"The most important question is: What would have happened if these mothers had been capable of driving and could have transported their children to a safe place as soon as they had discerned the danger – instead of phoning their husbands and fathers and waiting for them to come from their workplaces to rescue them? Had this been the case, the number of dead would not have been so great. Furthermore, what if [some of] these women were widows, divorcees, or orphans with no relatives? Who could they wait for when no one at the emergency center answered their call due to the overload?

"These women are not victims of corruption that created cracks in Jeddah's asphalt [and infrastructure]. They are the victims of the interminable waiting for their husbands and [male] relatives, whose first thought was who would rescue them. The men were held up because of the chaos during the disaster – and by the time they got to their women and children, they found only drowned corpses.  

"As a society, we have taken our time in letting women learn to drive, at least in order to give them an opportunity to try to save themselves and their children in time of disaster. Moreover, what would have happened if the man of the house himself was in danger? [In that case, his wife] would have had to save his life and the lives of their children. Wouldn't that be better than calling the rescue squad and then sitting and waiting to die?...[6]

Cartoon: The Time for Women to Drive Is Almost Here

Cartoonist: 'Abd Al-Rahman Al-Zahrani

Source: Al-Watan (Saudi Arabia), January 17, 2010



[1] The religious law in Saudi Arabia prohibits women from driving, and a Saudi woman seen driving a car is subject to arrest.

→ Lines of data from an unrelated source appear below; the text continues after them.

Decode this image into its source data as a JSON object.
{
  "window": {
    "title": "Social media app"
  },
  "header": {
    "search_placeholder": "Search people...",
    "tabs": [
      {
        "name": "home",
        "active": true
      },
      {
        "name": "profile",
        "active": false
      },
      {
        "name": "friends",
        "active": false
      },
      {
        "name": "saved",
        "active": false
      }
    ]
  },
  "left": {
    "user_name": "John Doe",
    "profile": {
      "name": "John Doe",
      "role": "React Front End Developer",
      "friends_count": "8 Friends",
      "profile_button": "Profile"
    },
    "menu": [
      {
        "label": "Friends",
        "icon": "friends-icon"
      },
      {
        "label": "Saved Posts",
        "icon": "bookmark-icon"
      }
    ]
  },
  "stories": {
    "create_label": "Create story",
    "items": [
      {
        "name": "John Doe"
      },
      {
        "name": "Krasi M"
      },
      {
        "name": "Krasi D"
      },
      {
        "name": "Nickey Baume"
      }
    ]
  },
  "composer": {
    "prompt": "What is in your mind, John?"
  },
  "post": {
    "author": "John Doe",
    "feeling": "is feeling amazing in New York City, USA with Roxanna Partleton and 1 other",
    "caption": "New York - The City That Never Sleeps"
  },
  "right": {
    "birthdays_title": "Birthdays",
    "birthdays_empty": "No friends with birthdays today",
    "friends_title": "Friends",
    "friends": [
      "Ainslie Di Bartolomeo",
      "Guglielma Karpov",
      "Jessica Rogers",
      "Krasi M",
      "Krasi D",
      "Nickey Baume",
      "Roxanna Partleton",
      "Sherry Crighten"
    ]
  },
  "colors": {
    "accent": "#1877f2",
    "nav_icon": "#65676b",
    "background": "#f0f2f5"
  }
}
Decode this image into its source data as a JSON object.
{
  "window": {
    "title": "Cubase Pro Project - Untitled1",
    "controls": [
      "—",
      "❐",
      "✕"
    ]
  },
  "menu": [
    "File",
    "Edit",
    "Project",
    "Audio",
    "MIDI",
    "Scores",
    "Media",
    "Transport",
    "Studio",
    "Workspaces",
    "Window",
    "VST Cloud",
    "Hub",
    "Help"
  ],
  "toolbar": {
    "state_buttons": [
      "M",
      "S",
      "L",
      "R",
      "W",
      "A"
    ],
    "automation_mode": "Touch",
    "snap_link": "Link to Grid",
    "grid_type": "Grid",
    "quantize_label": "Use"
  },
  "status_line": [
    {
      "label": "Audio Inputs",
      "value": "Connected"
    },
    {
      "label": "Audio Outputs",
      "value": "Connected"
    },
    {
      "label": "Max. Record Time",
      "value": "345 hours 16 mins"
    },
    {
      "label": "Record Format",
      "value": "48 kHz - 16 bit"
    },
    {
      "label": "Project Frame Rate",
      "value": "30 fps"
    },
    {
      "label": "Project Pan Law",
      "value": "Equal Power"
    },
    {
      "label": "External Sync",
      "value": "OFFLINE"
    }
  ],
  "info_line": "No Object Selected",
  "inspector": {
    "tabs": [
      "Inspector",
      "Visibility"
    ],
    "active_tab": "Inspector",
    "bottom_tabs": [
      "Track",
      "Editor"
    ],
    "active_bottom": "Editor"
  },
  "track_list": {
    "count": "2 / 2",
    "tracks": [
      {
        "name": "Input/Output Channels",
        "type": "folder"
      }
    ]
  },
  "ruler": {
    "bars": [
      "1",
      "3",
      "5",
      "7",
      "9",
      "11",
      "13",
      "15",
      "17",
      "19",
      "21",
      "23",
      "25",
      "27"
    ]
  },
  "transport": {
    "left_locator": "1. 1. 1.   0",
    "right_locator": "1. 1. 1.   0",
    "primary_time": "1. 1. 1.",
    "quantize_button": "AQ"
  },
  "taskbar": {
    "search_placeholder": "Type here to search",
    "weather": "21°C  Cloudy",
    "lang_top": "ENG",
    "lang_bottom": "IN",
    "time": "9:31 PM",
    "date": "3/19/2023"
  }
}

For example, in November 6, 2009 two women lecturers were arrested after driving their own cars in protest against the ban., November 7, 2009., November 7, 2009. 

The issue of women driving has been a topic of discussion in the country in the past; see MEMRI Inquiry and Analysis No. 402, "The Public Debate in Saudi Arabia on Women Driving," November 6, 2007.

[2] Al-Riyadh (Saudi Arabia), January 6, 2010. 

[3] Al-Watan (Saudi Arabia), January 15, 2010.

[4], January 23, 2010.

[5] Al-Watan (Saudi Arabia), January 9, 2010.

[6] Al-Watan (Saudi Arabia), January 12, 2010.